The year is 1951. Frankie Chasing Bear and her son, Harold, left the Pine Ridge Reservation in South Dakota following the death of her husband. Her luck doesn't get any better when they find themselves stranded in Phoenix after their rattletrap pickup breaks down. Her plan was to go to Los Angeles as part of an Indian relocation program. Instead, she battles heat, poverty, and prejudice in a town that has little sympathy for Indians.
She's determined to help her son survive the bullying he receives by sewing a Lakota Star pattern quilt to remind him to be proud of his heritage. But Harold is having none of it. He decides he wants to return to Pine Ridge, where at least he had friends.
Nick Parker is a federal agent assigned to the Bureau of Indian Affairs.
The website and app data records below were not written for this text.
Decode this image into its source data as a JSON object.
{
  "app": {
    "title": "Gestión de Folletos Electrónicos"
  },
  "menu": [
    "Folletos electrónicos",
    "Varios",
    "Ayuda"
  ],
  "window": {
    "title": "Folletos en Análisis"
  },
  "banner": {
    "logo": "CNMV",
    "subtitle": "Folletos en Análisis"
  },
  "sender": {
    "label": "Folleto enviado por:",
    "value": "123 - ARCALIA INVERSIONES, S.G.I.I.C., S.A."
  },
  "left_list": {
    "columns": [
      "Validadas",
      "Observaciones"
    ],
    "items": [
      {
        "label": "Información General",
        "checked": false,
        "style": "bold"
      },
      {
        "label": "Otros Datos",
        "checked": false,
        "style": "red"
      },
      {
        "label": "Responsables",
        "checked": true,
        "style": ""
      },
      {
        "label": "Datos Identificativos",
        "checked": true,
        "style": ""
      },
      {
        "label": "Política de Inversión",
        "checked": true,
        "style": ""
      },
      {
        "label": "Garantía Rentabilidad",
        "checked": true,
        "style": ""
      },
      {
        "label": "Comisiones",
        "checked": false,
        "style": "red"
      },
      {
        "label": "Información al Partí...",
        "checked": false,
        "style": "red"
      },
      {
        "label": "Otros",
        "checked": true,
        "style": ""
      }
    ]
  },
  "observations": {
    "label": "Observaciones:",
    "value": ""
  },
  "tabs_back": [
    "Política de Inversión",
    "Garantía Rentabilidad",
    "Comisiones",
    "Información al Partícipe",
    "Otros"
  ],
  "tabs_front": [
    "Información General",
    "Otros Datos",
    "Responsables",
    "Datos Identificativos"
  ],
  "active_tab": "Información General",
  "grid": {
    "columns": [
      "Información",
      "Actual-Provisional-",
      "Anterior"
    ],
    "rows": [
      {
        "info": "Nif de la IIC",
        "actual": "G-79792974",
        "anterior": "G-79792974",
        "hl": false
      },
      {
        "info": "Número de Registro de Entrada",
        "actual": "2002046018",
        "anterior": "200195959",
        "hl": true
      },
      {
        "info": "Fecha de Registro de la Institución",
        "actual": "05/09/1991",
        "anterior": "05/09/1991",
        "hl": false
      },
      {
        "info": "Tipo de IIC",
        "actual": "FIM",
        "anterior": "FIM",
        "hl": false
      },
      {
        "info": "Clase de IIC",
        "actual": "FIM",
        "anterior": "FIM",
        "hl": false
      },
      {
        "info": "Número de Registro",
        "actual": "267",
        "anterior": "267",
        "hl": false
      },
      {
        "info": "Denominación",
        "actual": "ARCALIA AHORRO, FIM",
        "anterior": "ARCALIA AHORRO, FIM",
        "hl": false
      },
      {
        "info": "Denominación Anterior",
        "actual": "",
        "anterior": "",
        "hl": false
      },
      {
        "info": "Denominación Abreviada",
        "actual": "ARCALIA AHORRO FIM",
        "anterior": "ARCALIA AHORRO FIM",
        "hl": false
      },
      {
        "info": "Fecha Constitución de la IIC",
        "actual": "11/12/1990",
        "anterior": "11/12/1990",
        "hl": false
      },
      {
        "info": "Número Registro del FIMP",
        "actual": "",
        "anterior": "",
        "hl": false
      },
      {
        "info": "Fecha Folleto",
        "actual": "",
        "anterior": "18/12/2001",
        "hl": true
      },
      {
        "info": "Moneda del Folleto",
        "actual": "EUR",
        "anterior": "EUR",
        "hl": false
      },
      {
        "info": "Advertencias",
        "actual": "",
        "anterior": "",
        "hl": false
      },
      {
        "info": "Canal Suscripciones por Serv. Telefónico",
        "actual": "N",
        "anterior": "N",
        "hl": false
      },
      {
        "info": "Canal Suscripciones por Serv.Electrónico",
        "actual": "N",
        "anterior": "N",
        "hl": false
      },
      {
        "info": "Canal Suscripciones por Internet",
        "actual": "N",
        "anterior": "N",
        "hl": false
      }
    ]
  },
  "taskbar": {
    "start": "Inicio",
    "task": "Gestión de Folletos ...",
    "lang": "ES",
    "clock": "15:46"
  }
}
He’s attracted to Frankie's determination to survive in her hostile environment. For her part, Frankie believes Nick already has two strikes against him--by her definition he's a half-breed (part Lakota, part white) and he works for a Bureau that has never had the Indians' best interests at heart. She wants to trust Nick, but can she?
Sky Without Stars really grabbed my attention. Linda Clare has done a wonderful job of reminding us how poorly Indians have been treated, while at the same time she's crafted a suspenseful story of a mother's love for her son.
Readers will feel the heat, dust, and fear that Frankie experiences as she tries to make a life for herself and Harold. Her determination had me cheering her on as I read.
I highly recommend Sky Without Stars.